"We understand how important it is for Manitobans to have secure income," Friesen told a news conference Wednesday.
The pension commission reviews the Pension Benefits Act every five years, then makes recommendations to the province, Friesen said. The finance minister said his goal is to have greater flexibility and to improve the affordability of pension plans, while protecting those investments.
Pension commission vice-chairman Tim McGorman said the major recommendation proposes changes to defined-benefits plans.
McGorman said the recommendations advise Friesen to relax the requirements for going-concern funding and solvency funding. Going-concern funding involves the amount of money needed in the fund to cover normal requirements, while the solvency criteria cover how much money is needed should the plan all be paid out at once.
The proposals would both reduce how much money would be set aside and change the time necessary to bring the plan up to appropriate levels, he said.
Currently, "It is placing a severe burden on plan sponsors. The changes would lessen the funding requirements for solvency.

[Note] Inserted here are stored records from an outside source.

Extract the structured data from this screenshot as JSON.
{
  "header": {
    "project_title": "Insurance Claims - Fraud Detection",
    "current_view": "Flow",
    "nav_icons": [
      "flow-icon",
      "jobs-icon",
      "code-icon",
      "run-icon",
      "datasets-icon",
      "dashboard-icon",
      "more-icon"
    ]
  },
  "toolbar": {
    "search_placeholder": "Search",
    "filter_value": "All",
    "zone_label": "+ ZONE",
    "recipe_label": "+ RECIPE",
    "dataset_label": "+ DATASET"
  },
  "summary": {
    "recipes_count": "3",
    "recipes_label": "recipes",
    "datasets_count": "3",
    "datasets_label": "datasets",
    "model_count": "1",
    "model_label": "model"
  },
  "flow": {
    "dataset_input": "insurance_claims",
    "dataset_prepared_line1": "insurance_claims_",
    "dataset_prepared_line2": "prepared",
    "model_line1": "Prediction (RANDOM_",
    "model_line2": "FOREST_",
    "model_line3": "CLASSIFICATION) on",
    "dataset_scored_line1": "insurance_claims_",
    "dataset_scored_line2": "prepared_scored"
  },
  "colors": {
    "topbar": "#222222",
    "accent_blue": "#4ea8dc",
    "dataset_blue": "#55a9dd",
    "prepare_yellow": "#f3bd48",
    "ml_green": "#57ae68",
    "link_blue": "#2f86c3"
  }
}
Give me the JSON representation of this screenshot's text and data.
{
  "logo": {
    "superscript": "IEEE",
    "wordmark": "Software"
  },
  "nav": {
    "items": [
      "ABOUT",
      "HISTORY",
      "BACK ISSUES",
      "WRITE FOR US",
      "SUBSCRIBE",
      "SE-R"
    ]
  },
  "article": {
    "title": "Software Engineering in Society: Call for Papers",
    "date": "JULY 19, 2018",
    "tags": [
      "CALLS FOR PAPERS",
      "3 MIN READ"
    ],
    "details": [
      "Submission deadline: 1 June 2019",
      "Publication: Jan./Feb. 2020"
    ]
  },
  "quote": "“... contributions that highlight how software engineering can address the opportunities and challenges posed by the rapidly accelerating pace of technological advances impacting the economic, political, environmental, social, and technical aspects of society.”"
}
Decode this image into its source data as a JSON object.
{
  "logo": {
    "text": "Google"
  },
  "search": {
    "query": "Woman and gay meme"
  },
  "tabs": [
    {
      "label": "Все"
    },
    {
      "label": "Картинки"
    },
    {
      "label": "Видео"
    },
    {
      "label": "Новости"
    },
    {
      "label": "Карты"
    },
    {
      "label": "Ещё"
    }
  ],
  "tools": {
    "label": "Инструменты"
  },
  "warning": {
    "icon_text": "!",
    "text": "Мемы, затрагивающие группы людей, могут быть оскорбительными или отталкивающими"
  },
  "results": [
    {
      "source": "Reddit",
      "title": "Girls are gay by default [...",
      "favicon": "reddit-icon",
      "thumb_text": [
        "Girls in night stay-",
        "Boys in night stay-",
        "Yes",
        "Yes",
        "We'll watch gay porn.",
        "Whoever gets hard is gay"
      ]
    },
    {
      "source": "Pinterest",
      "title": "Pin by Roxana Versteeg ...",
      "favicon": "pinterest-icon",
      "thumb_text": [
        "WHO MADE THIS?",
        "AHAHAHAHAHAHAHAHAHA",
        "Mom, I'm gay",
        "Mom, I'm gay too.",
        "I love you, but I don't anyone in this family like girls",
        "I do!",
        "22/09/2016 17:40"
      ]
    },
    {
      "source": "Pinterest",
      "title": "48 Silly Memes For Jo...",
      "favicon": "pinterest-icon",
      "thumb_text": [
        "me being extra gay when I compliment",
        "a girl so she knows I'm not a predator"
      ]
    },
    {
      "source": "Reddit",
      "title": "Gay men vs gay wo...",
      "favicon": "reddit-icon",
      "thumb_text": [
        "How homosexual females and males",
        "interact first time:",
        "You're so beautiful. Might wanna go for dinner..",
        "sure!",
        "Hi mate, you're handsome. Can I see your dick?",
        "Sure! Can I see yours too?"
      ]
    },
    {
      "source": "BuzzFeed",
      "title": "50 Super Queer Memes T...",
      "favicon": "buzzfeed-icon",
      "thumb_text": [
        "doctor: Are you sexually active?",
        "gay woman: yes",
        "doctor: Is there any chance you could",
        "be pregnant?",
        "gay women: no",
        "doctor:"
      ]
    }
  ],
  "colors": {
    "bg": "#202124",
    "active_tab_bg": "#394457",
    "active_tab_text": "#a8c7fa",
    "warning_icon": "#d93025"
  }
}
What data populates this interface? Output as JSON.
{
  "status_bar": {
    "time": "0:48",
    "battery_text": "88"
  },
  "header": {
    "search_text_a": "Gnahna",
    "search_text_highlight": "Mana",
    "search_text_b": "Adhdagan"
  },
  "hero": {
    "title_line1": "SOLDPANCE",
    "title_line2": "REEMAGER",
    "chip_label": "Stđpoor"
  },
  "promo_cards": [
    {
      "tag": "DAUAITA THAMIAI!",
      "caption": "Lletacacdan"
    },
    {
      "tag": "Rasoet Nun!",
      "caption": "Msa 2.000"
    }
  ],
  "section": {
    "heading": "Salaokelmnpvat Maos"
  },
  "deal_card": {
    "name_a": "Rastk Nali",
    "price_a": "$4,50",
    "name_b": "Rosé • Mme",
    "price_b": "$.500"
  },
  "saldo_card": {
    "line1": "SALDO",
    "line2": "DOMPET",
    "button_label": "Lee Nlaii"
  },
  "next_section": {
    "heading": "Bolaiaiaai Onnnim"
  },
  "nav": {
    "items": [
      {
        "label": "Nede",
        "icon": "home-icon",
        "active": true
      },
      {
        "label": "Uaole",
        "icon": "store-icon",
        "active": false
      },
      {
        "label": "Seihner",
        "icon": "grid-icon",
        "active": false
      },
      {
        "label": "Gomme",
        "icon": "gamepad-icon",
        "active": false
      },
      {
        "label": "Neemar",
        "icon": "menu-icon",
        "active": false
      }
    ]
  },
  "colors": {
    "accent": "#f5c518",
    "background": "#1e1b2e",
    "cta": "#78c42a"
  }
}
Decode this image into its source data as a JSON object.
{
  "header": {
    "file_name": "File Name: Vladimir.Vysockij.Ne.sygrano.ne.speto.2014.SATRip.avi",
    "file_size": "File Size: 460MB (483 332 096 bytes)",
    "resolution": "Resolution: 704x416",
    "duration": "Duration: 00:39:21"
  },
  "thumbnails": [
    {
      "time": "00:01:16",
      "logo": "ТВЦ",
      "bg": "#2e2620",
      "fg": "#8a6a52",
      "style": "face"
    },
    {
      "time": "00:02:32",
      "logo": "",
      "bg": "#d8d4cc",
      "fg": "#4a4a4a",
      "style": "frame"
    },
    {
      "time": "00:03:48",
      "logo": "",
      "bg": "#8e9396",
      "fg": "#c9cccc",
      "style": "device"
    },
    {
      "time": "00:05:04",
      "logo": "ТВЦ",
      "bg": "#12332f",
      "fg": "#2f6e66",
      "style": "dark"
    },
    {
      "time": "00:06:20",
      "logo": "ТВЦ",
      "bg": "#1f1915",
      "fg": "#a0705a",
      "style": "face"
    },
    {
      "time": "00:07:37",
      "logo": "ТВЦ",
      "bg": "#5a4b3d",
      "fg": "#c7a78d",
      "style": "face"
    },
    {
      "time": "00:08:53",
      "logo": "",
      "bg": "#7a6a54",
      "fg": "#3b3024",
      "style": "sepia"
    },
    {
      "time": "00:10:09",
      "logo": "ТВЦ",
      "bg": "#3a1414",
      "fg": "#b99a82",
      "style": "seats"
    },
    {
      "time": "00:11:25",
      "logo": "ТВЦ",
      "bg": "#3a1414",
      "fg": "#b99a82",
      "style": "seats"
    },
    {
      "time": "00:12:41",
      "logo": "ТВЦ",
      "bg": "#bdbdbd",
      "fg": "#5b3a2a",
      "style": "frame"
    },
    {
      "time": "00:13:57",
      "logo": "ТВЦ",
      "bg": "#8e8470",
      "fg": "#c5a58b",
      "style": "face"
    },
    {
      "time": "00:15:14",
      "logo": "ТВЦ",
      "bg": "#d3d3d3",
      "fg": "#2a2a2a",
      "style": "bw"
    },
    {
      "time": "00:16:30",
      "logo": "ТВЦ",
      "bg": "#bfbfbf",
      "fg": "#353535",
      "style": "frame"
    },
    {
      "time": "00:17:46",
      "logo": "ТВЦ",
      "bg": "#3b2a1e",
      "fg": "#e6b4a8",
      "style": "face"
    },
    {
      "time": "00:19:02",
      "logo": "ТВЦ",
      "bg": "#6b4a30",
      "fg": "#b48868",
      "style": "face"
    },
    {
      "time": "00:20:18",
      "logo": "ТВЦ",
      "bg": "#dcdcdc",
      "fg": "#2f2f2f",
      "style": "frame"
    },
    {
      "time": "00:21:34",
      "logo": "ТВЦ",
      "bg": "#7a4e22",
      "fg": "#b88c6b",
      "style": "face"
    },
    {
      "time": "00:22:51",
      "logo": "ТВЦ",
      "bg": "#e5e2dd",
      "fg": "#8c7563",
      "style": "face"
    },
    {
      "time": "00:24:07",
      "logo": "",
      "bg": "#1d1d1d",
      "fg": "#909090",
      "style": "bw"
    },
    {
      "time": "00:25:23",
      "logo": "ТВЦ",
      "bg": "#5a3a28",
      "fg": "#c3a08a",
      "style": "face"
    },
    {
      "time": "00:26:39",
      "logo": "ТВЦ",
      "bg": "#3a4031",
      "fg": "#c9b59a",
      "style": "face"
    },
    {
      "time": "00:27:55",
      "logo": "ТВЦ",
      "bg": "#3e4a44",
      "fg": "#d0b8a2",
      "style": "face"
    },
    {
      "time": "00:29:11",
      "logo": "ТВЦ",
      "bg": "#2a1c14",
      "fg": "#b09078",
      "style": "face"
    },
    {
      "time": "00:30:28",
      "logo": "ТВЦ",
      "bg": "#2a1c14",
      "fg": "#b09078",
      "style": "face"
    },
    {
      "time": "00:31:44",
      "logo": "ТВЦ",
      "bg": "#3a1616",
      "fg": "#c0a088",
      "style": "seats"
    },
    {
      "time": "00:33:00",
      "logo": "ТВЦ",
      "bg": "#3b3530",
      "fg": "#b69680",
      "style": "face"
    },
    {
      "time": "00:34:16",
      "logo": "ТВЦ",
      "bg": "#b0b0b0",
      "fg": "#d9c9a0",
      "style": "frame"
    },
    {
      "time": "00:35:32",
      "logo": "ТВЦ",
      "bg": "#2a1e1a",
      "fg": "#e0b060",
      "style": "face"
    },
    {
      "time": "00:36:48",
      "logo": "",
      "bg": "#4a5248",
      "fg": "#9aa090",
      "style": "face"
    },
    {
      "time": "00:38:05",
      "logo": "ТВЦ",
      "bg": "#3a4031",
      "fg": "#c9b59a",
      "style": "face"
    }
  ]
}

The net result would be lower contributions for employers," McGorman said.
Friesen said the recommended changes would improve the long-term health of pension plans.
"This is about recognizing the economic framework (affecting plans). There's a lot of pressure on pension plans now," the minister said.
Investments are earning less money, said Friesen, and there are more pensioners drawing on their plans, but fewer working people paying into plans. "The danger is," he said, employers are saying: "We'll roll this up and not offer it to our members anymore."
McGorman said it is difficult to say what effect the possible changes to going-concern and solvency criteria would have on workers' pension contributions and retirees' payments, because those figures are set at the bargaining table.
Friesen said most jurisdictions allow workers to draw on their locked-in funds when needed.
"We have some of the least-flexible rules when it comes to unlocking," Friesen said.
People in financial hardship are telling the province, "We need it, we need it now," he said.
Linda Buchanan, provincial superintendent of pensions, said Manitoba does not yet have definitions of financial hardship.
Seniors activist Tom Farrell applauded the proposals Wednesday after meeting with Friesen.
"To pensioners, it's assurance some of the things ahead of us are going to be more secure," said the 79-year-old Farrell, president of the Manitoba Association of Senior Centres.
The current system is too rigid, Farrell said in an interview. "Many companies have tried to move from defined-benefits plans because the rules are too rigid."
Economic cycles can lead to employers' underfunding pension plans, but giving employers more time would sort of contributions, Farrell said.
"It can be challenging to make up that deficit. (It) would give them more time and more opportunity to deal with that. As an old dog, I'm glad to see the attention to pensions. I credit the minister for that," Farrell said.
Public comment closes Feb. 21. More information on responding to the review is at www.gov.mb.ca/labour/pension.
Nick Martin is the bearded guy we keep hidden away at the back of the newsroom. He is now in his fourth decade working in daily newspapers.